Two boomers who have aged creatively share their advice in this well-written, inspiring book.
Cheryl Vassiliadis and Joanna Romer have reinvented themselves in their later years, and they see no reason why other baby boomers shouldn’t follow their example. In their book, Creative Aging, they write that boomers “have decided to go forward and establish a new type of retirement … what boomers seem to want in their golden years is the same type of experience sought in their youth: a quest for growth, discovery, and mind-expanding activity.”
A nice mix of stories about boomers who are creating retirement their own way and helpful suggestions from the authors, Creative Aging covers a lot of ground.
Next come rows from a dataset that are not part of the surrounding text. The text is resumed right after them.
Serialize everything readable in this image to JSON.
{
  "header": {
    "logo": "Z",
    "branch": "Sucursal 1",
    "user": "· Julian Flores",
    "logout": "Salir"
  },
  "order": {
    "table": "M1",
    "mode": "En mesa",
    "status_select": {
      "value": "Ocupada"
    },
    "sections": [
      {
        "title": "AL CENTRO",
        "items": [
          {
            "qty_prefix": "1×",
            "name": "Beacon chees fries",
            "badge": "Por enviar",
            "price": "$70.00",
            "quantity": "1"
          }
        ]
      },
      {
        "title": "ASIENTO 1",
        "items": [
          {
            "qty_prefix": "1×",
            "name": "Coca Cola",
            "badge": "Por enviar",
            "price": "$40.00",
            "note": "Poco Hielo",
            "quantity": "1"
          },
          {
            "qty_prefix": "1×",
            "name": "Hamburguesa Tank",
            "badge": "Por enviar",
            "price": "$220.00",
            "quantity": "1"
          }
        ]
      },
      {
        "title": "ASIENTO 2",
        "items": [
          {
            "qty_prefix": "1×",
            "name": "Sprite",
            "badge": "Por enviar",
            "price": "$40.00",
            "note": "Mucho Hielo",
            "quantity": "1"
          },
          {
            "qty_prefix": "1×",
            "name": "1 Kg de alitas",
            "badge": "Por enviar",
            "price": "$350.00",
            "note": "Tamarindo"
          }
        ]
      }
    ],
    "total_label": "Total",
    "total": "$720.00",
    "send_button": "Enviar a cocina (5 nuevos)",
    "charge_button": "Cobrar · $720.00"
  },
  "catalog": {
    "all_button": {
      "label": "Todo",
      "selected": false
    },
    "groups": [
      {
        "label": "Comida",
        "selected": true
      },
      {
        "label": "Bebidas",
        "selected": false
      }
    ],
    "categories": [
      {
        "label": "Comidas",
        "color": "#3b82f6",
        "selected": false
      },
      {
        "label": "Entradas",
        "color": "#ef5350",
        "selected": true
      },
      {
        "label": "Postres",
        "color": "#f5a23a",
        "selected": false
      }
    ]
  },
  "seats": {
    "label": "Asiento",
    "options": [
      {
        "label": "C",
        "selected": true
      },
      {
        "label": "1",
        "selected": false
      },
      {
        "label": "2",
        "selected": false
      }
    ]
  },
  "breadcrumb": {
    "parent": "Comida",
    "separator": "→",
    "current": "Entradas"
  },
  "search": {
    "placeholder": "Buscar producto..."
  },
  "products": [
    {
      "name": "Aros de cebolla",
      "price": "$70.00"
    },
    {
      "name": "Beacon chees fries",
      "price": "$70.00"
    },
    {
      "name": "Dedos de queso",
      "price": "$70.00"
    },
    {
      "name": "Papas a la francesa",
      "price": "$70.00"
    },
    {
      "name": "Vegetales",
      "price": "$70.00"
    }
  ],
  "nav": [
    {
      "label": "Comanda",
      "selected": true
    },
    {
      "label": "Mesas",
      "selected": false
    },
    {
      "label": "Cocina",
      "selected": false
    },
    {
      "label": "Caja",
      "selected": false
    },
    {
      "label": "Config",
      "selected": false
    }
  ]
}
The authors discuss common issues related to aging, including health, spirituality, emotions, lifestyle choices, and facing death, but they do so with an emphasis on positive thinking and creative empowerment.
They also tackle some less-obvious topics. In the chapter “Feminism and Creative Aging,” for example, Romer discusses the fact that the women’s movement initiated by boomers in their youth has had a lasting effect. “Men who married the liberated women of the 1970s became liberated themselves. They learned, not without a struggle, that their partners were serious when they said ‘50/50.’ … With both partners retired from regular jobs, it’s pretty easy to split household tasks down the middle.” In a charming chapter titled “‘Is Anything Too Young for Us?’ Or, ‘Is There Anything We’re Too Old To Do?’” Romer makes a solid case for pursuing youthful activities and living a life unencumbered by age.
Creative Aging is at its best when the authors explore creativity in its broadest sense. They talk about the fact that boomers take both creative and spiritual risks when they follow their dreams to do something different in retirement. Whether it is pursuing dance, learning a craft, sailing somewhere, taking a volunteer vacation, or starting a small business, boomers can age creatively.
The book is creatively organized, too. A nice touch is the way in which the authors trade off writing the chapters, so two perspectives are presented. This technique eliminates the weakness of the “we” in a co-author relationship, and offers a more personal, one-on-one dialogue. At the end of each chapter, the authors include specific guidelines to help implement suggestions based on chapter content.
Vassiliadis and Romer have crafted a book with a strong voice and a thematic approach that is just different enough to make it stand out from the glut of books targeting retiring boomers. For those who want to make the most of their later years, Creative Aging is a very useful guide.
Disclosure: This article is not an endorsement, but a review. The publisher of this book provided free copies of the book and paid a small fee to have their book reviewed by a professional reviewer. Foreword Reviews and Clarion Reviews make no guarantee that the publisher will receive a positive review. Foreword Magazine, Inc. is disclosing this in accordance with the Federal Trade Commission’s 16 CFR, Part 255.